Prompt
I would like every record printed again, exactly as shown.
═════ Available records
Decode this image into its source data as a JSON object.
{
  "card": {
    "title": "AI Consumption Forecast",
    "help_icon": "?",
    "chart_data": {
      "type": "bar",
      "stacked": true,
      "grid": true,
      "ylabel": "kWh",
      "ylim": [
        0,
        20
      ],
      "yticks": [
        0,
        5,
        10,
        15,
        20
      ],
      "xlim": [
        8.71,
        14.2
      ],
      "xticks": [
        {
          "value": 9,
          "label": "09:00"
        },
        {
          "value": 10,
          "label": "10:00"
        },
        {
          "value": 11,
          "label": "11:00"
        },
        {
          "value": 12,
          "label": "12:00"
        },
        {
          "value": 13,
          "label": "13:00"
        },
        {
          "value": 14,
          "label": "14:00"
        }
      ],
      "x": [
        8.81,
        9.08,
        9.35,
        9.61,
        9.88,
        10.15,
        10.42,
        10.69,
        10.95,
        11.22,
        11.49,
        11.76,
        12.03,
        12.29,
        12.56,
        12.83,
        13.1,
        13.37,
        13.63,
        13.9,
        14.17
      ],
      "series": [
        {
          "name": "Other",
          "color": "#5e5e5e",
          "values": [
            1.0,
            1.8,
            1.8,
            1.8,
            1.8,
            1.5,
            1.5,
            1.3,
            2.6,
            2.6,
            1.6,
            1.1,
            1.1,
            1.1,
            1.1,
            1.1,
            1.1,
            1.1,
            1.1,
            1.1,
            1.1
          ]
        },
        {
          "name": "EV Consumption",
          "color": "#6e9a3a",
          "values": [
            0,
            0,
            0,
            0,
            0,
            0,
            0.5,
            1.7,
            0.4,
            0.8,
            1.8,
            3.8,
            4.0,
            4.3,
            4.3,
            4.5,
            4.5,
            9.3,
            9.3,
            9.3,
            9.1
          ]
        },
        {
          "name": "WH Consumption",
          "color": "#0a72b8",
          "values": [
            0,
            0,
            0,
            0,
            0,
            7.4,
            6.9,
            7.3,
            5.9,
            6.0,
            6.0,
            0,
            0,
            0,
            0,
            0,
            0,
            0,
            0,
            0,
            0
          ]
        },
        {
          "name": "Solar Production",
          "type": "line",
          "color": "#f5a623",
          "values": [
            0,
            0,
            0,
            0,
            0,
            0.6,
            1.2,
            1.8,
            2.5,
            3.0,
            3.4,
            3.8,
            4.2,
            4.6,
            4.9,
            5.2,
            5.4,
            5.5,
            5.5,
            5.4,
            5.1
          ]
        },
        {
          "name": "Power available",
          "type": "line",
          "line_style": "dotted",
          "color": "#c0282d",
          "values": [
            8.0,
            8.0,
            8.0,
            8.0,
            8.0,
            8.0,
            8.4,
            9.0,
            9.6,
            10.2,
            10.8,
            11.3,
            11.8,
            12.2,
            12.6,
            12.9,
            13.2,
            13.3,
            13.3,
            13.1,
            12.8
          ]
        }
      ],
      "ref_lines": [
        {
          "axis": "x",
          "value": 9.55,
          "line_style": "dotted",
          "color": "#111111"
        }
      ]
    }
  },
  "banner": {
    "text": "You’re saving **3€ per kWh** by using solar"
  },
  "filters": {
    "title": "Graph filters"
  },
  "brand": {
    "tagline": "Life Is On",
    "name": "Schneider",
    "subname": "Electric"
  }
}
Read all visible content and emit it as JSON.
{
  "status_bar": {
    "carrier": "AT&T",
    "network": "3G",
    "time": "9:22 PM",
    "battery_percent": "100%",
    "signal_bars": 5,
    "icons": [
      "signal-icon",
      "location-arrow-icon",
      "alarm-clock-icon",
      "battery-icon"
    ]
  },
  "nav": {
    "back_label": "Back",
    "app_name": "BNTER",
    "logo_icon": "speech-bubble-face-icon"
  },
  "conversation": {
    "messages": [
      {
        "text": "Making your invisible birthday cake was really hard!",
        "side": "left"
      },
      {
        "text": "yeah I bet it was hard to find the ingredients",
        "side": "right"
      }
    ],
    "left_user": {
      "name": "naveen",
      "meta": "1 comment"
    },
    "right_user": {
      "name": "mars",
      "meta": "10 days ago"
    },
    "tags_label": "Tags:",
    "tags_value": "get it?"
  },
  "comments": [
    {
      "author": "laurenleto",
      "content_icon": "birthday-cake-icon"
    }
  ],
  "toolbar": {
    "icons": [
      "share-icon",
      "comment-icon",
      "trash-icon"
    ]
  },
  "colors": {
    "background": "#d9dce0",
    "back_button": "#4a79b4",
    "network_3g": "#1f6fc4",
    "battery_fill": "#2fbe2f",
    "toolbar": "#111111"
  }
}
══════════
Result
Decode this image into its source data as a JSON object.
{
  "card": {
    "title": "AI Consumption Forecast",
    "help_icon": "?",
    "chart_data": {
      "type": "bar",
      "stacked": true,
      "grid": true,
      "ylabel": "kWh",
      "ylim": [
        0,
        20
      ],
      "yticks": [
        0,
        5,
        10,
        15,
        20
      ],
      "xlim": [
        8.71,
        14.2
      ],
      "xticks": [
        {
          "value": 9,
          "label": "09:00"
        },
        {
          "value": 10,
          "label": "10:00"
        },
        {
          "value": 11,
          "label": "11:00"
        },
        {
          "value": 12,
          "label": "12:00"
        },
        {
          "value": 13,
          "label": "13:00"
        },
        {
          "value": 14,
          "label": "14:00"
        }
      ],
      "x": [
        8.81,
        9.08,
        9.35,
        9.61,
        9.88,
        10.15,
        10.42,
        10.69,
        10.95,
        11.22,
        11.49,
        11.76,
        12.03,
        12.29,
        12.56,
        12.83,
        13.1,
        13.37,
        13.63,
        13.9,
        14.17
      ],
      "series": [
        {
          "name": "Other",
          "color": "#5e5e5e",
          "values": [
            1.0,
            1.8,
            1.8,
            1.8,
            1.8,
            1.5,
            1.5,
            1.3,
            2.6,
            2.6,
            1.6,
            1.1,
            1.1,
            1.1,
            1.1,
            1.1,
            1.1,
            1.1,
            1.1,
            1.1,
            1.1
          ]
        },
        {
          "name": "EV Consumption",
          "color": "#6e9a3a",
          "values": [
            0,
            0,
            0,
            0,
            0,
            0,
            0.5,
            1.7,
            0.4,
            0.8,
            1.8,
            3.8,
            4.0,
            4.3,
            4.3,
            4.5,
            4.5,
            9.3,
            9.3,
            9.3,
            9.1
          ]
        },
        {
          "name": "WH Consumption",
          "color": "#0a72b8",
          "values": [
            0,
            0,
            0,
            0,
            0,
            7.4,
            6.9,
            7.3,
            5.9,
            6.0,
            6.0,
            0,
            0,
            0,
            0,
            0,
            0,
            0,
            0,
            0,
            0
          ]
        },
        {
          "name": "Solar Production",
          "type": "line",
          "color": "#f5a623",
          "values": [
            0,
            0,
            0,
            0,
            0,
            0.6,
            1.2,
            1.8,
            2.5,
            3.0,
            3.4,
            3.8,
            4.2,
            4.6,
            4.9,
            5.2,
            5.4,
            5.5,
            5.5,
            5.4,
            5.1
          ]
        },
        {
          "name": "Power available",
          "type": "line",
          "line_style": "dotted",
          "color": "#c0282d",
          "values": [
            8.0,
            8.0,
            8.0,
            8.0,
            8.0,
            8.0,
            8.4,
            9.0,
            9.6,
            10.2,
            10.8,
            11.3,
            11.8,
            12.2,
            12.6,
            12.9,
            13.2,
            13.3,
            13.3,
            13.1,
            12.8
          ]
        }
      ],
      "ref_lines": [
        {
          "axis": "x",
          "value": 9.55,
          "line_style": "dotted",
          "color": "#111111"
        }
      ]
    }
  },
  "banner": {
    "text": "You’re saving **3€ per kWh** by using solar"
  },
  "filters": {
    "title": "Graph filters"
  },
  "brand": {
    "tagline": "Life Is On",
    "name": "Schneider",
    "subname": "Electric"
  }
}
Read all visible content and emit it as JSON.
{
  "status_bar": {
    "carrier": "AT&T",
    "network": "3G",
    "time": "9:22 PM",
    "battery_percent": "100%",
    "signal_bars": 5,
    "icons": [
      "signal-icon",
      "location-arrow-icon",
      "alarm-clock-icon",
      "battery-icon"
    ]
  },
  "nav": {
    "back_label": "Back",
    "app_name": "BNTER",
    "logo_icon": "speech-bubble-face-icon"
  },
  "conversation": {
    "messages": [
      {
        "text": "Making your invisible birthday cake was really hard!",
        "side": "left"
      },
      {
        "text": "yeah I bet it was hard to find the ingredients",
        "side": "right"
      }
    ],
    "left_user": {
      "name": "naveen",
      "meta": "1 comment"
    },
    "right_user": {
      "name": "mars",
      "meta": "10 days ago"
    },
    "tags_label": "Tags:",
    "tags_value": "get it?"
  },
  "comments": [
    {
      "author": "laurenleto",
      "content_icon": "birthday-cake-icon"
    }
  ],
  "toolbar": {
    "icons": [
      "share-icon",
      "comment-icon",
      "trash-icon"
    ]
  },
  "colors": {
    "background": "#d9dce0",
    "back_button": "#4a79b4",
    "network_3g": "#1f6fc4",
    "battery_fill": "#2fbe2f",
    "toolbar": "#111111"
  }
}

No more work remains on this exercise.